Entries from a dataset of interfaces
§
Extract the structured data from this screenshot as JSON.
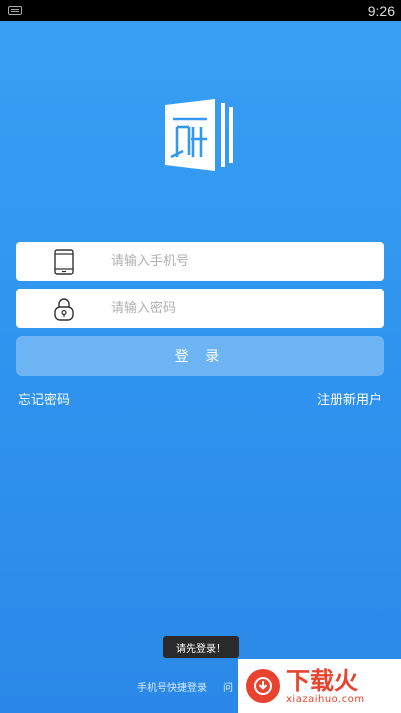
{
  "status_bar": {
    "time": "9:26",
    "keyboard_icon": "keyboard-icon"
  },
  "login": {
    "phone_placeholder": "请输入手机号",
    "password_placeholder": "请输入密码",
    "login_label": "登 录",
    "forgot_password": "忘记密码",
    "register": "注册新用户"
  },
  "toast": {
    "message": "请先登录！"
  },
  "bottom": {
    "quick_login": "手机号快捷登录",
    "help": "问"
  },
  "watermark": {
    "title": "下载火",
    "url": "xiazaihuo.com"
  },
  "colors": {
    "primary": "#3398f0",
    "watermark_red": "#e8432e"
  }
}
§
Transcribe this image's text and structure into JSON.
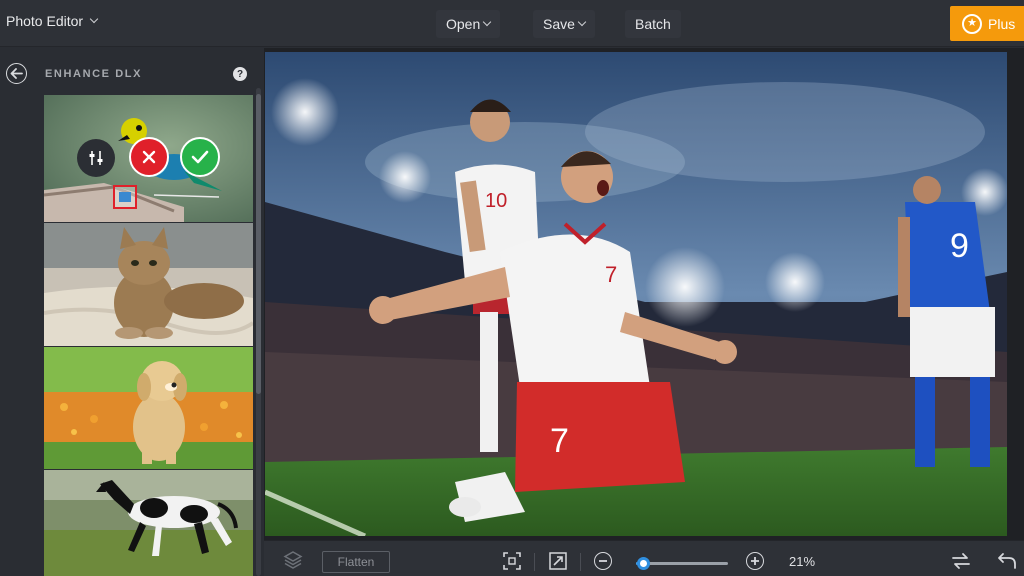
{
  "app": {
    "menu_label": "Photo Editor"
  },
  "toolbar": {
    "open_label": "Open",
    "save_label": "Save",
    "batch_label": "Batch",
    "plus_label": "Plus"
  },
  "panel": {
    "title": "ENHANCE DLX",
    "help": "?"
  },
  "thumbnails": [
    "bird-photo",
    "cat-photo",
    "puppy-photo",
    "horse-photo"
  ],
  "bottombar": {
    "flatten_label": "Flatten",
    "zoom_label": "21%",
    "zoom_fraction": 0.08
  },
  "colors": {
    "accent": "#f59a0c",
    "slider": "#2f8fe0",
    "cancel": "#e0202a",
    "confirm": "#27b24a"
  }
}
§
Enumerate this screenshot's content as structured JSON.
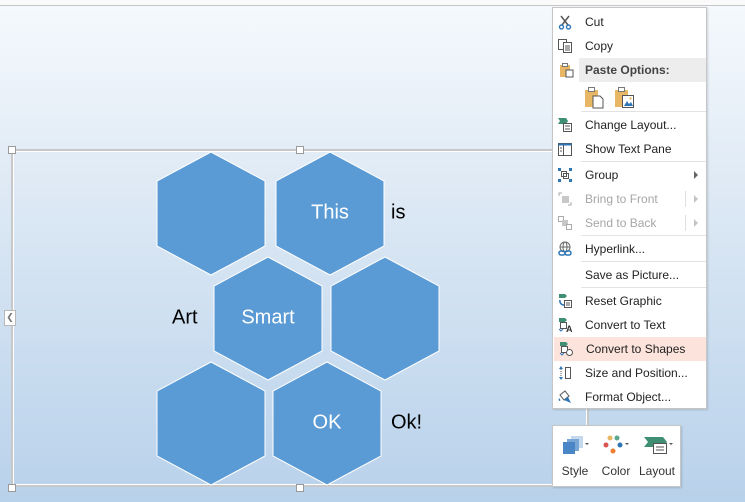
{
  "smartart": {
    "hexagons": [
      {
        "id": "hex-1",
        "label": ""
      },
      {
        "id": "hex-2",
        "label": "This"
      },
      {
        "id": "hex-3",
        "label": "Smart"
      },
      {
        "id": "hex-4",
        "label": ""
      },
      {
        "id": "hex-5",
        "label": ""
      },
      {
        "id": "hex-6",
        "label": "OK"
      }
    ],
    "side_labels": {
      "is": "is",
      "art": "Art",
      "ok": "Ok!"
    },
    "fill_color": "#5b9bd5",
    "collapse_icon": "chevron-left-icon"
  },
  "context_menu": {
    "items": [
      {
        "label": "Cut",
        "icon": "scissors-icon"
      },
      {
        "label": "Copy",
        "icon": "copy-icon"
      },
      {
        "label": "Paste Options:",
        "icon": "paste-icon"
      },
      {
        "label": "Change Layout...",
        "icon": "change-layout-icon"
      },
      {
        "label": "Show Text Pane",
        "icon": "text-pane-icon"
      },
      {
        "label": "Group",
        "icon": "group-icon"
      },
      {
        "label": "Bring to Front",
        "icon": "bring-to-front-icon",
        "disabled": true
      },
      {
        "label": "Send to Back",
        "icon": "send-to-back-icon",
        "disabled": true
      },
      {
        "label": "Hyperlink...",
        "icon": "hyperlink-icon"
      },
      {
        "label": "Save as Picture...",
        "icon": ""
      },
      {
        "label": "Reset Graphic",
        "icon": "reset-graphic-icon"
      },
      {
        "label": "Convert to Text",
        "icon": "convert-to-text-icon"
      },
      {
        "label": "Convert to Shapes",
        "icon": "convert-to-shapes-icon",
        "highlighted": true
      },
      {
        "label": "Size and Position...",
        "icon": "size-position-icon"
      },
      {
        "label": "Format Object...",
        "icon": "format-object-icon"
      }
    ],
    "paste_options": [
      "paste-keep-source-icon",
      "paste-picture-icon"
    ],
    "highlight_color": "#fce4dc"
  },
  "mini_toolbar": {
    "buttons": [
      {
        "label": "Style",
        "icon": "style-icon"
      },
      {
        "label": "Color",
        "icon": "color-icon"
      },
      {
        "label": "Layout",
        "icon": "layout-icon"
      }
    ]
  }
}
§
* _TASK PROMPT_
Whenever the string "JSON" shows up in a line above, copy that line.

* _SOLVED EXERCISE_
Extract the structured data from this screenshot as JSON.
Transcribe this image's text and structure into JSON.
Enumerate this screenshot's content as structured JSON.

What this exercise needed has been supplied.